Stored items
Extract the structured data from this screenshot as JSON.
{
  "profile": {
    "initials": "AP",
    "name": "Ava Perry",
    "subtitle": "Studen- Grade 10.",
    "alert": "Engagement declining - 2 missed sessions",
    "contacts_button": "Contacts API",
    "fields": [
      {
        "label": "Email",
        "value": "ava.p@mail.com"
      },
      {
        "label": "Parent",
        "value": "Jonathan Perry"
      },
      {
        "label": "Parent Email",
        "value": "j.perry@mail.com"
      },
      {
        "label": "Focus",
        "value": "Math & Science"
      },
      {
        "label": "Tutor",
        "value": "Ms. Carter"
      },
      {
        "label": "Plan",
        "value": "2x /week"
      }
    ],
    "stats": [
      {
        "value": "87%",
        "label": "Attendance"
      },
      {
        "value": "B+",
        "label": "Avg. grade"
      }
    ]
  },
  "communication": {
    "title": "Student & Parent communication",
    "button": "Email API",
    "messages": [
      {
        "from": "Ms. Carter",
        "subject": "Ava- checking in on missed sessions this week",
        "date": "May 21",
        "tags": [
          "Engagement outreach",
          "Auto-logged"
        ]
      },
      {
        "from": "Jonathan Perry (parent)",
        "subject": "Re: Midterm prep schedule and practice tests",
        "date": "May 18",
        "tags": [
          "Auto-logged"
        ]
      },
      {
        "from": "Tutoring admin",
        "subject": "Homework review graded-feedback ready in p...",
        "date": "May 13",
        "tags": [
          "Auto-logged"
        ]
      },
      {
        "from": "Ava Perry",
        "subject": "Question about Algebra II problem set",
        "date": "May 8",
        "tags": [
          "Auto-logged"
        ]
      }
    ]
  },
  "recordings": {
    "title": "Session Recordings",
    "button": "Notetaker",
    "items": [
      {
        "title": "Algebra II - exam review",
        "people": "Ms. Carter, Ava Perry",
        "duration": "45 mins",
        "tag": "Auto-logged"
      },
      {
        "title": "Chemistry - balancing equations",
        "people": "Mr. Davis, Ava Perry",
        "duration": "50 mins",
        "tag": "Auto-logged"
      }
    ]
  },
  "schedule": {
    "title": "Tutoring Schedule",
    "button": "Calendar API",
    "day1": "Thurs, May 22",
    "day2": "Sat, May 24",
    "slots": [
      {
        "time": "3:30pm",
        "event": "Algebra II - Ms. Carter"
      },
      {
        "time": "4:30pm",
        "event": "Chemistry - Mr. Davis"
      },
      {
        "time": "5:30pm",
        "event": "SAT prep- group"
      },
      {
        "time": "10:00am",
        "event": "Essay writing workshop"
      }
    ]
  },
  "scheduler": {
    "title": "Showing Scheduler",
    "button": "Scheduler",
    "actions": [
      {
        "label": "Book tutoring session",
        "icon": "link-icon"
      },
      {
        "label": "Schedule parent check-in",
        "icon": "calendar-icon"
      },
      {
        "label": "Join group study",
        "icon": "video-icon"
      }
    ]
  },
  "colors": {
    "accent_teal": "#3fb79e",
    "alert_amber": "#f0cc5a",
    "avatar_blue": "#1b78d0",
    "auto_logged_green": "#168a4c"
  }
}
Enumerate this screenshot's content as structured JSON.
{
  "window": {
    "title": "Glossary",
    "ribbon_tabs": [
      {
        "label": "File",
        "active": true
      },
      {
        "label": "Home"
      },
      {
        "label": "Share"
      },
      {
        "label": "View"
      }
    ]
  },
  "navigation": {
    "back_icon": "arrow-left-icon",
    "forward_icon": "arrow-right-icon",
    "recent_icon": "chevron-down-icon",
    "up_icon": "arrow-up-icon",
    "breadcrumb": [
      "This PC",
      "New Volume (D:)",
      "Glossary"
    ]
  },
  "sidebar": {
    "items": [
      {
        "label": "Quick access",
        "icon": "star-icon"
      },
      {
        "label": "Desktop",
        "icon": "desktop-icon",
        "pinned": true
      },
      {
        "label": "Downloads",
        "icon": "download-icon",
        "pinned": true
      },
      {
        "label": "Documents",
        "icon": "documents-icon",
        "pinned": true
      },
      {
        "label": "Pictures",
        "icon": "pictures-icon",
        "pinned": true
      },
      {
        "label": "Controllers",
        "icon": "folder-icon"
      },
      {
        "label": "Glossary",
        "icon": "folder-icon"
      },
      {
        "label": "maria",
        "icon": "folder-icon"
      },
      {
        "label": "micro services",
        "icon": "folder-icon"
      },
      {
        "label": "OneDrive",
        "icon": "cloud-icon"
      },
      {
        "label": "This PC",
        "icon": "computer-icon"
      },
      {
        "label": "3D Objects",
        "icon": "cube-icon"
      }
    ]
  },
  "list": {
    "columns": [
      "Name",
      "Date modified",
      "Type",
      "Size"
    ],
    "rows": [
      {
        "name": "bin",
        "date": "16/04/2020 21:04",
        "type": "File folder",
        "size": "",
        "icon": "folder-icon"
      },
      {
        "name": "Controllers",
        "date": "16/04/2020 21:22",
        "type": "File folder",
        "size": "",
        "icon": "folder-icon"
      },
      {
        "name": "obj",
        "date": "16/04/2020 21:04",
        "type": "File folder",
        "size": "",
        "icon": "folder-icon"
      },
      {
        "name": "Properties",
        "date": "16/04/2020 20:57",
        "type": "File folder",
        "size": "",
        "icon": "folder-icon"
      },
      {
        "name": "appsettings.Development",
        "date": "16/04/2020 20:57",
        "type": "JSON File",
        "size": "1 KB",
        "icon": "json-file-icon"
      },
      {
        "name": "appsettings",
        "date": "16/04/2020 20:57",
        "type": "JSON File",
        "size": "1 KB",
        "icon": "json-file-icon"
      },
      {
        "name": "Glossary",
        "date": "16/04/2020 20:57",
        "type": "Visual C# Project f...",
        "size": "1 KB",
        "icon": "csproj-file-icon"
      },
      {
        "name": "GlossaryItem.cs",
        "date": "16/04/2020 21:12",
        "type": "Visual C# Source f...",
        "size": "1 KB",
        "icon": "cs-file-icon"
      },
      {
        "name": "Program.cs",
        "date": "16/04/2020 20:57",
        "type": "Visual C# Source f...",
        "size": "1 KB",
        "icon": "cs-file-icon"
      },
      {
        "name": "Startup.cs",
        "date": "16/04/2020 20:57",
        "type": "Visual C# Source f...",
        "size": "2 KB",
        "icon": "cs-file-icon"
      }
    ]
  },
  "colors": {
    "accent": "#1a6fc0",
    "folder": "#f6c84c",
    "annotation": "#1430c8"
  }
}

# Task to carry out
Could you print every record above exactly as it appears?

# Exercise response
Extract the structured data from this screenshot as JSON.
{
  "profile": {
    "initials": "AP",
    "name": "Ava Perry",
    "subtitle": "Studen- Grade 10.",
    "alert": "Engagement declining - 2 missed sessions",
    "contacts_button": "Contacts API",
    "fields": [
      {
        "label": "Email",
        "value": "ava.p@mail.com"
      },
      {
        "label": "Parent",
        "value": "Jonathan Perry"
      },
      {
        "label": "Parent Email",
        "value": "j.perry@mail.com"
      },
      {
        "label": "Focus",
        "value": "Math & Science"
      },
      {
        "label": "Tutor",
        "value": "Ms. Carter"
      },
      {
        "label": "Plan",
        "value": "2x /week"
      }
    ],
    "stats": [
      {
        "value": "87%",
        "label": "Attendance"
      },
      {
        "value": "B+",
        "label": "Avg. grade"
      }
    ]
  },
  "communication": {
    "title": "Student & Parent communication",
    "button": "Email API",
    "messages": [
      {
        "from": "Ms. Carter",
        "subject": "Ava- checking in on missed sessions this week",
        "date": "May 21",
        "tags": [
          "Engagement outreach",
          "Auto-logged"
        ]
      },
      {
        "from": "Jonathan Perry (parent)",
        "subject": "Re: Midterm prep schedule and practice tests",
        "date": "May 18",
        "tags": [
          "Auto-logged"
        ]
      },
      {
        "from": "Tutoring admin",
        "subject": "Homework review graded-feedback ready in p...",
        "date": "May 13",
        "tags": [
          "Auto-logged"
        ]
      },
      {
        "from": "Ava Perry",
        "subject": "Question about Algebra II problem set",
        "date": "May 8",
        "tags": [
          "Auto-logged"
        ]
      }
    ]
  },
  "recordings": {
    "title": "Session Recordings",
    "button": "Notetaker",
    "items": [
      {
        "title": "Algebra II - exam review",
        "people": "Ms. Carter, Ava Perry",
        "duration": "45 mins",
        "tag": "Auto-logged"
      },
      {
        "title": "Chemistry - balancing equations",
        "people": "Mr. Davis, Ava Perry",
        "duration": "50 mins",
        "tag": "Auto-logged"
      }
    ]
  },
  "schedule": {
    "title": "Tutoring Schedule",
    "button": "Calendar API",
    "day1": "Thurs, May 22",
    "day2": "Sat, May 24",
    "slots": [
      {
        "time": "3:30pm",
        "event": "Algebra II - Ms. Carter"
      },
      {
        "time": "4:30pm",
        "event": "Chemistry - Mr. Davis"
      },
      {
        "time": "5:30pm",
        "event": "SAT prep- group"
      },
      {
        "time": "10:00am",
        "event": "Essay writing workshop"
      }
    ]
  },
  "scheduler": {
    "title": "Showing Scheduler",
    "button": "Scheduler",
    "actions": [
      {
        "label": "Book tutoring session",
        "icon": "link-icon"
      },
      {
        "label": "Schedule parent check-in",
        "icon": "calendar-icon"
      },
      {
        "label": "Join group study",
        "icon": "video-icon"
      }
    ]
  },
  "colors": {
    "accent_teal": "#3fb79e",
    "alert_amber": "#f0cc5a",
    "avatar_blue": "#1b78d0",
    "auto_logged_green": "#168a4c"
  }
}
Enumerate this screenshot's content as structured JSON.
{
  "window": {
    "title": "Glossary",
    "ribbon_tabs": [
      {
        "label": "File",
        "active": true
      },
      {
        "label": "Home"
      },
      {
        "label": "Share"
      },
      {
        "label": "View"
      }
    ]
  },
  "navigation": {
    "back_icon": "arrow-left-icon",
    "forward_icon": "arrow-right-icon",
    "recent_icon": "chevron-down-icon",
    "up_icon": "arrow-up-icon",
    "breadcrumb": [
      "This PC",
      "New Volume (D:)",
      "Glossary"
    ]
  },
  "sidebar": {
    "items": [
      {
        "label": "Quick access",
        "icon": "star-icon"
      },
      {
        "label": "Desktop",
        "icon": "desktop-icon",
        "pinned": true
      },
      {
        "label": "Downloads",
        "icon": "download-icon",
        "pinned": true
      },
      {
        "label": "Documents",
        "icon": "documents-icon",
        "pinned": true
      },
      {
        "label": "Pictures",
        "icon": "pictures-icon",
        "pinned": true
      },
      {
        "label": "Controllers",
        "icon": "folder-icon"
      },
      {
        "label": "Glossary",
        "icon": "folder-icon"
      },
      {
        "label": "maria",
        "icon": "folder-icon"
      },
      {
        "label": "micro services",
        "icon": "folder-icon"
      },
      {
        "label": "OneDrive",
        "icon": "cloud-icon"
      },
      {
        "label": "This PC",
        "icon": "computer-icon"
      },
      {
        "label": "3D Objects",
        "icon": "cube-icon"
      }
    ]
  },
  "list": {
    "columns": [
      "Name",
      "Date modified",
      "Type",
      "Size"
    ],
    "rows": [
      {
        "name": "bin",
        "date": "16/04/2020 21:04",
        "type": "File folder",
        "size": "",
        "icon": "folder-icon"
      },
      {
        "name": "Controllers",
        "date": "16/04/2020 21:22",
        "type": "File folder",
        "size": "",
        "icon": "folder-icon"
      },
      {
        "name": "obj",
        "date": "16/04/2020 21:04",
        "type": "File folder",
        "size": "",
        "icon": "folder-icon"
      },
      {
        "name": "Properties",
        "date": "16/04/2020 20:57",
        "type": "File folder",
        "size": "",
        "icon": "folder-icon"
      },
      {
        "name": "appsettings.Development",
        "date": "16/04/2020 20:57",
        "type": "JSON File",
        "size": "1 KB",
        "icon": "json-file-icon"
      },
      {
        "name": "appsettings",
        "date": "16/04/2020 20:57",
        "type": "JSON File",
        "size": "1 KB",
        "icon": "json-file-icon"
      },
      {
        "name": "Glossary",
        "date": "16/04/2020 20:57",
        "type": "Visual C# Project f...",
        "size": "1 KB",
        "icon": "csproj-file-icon"
      },
      {
        "name": "GlossaryItem.cs",
        "date": "16/04/2020 21:12",
        "type": "Visual C# Source f...",
        "size": "1 KB",
        "icon": "cs-file-icon"
      },
      {
        "name": "Program.cs",
        "date": "16/04/2020 20:57",
        "type": "Visual C# Source f...",
        "size": "1 KB",
        "icon": "cs-file-icon"
      },
      {
        "name": "Startup.cs",
        "date": "16/04/2020 20:57",
        "type": "Visual C# Source f...",
        "size": "2 KB",
        "icon": "cs-file-icon"
      }
    ]
  },
  "colors": {
    "accent": "#1a6fc0",
    "folder": "#f6c84c",
    "annotation": "#1430c8"
  }
}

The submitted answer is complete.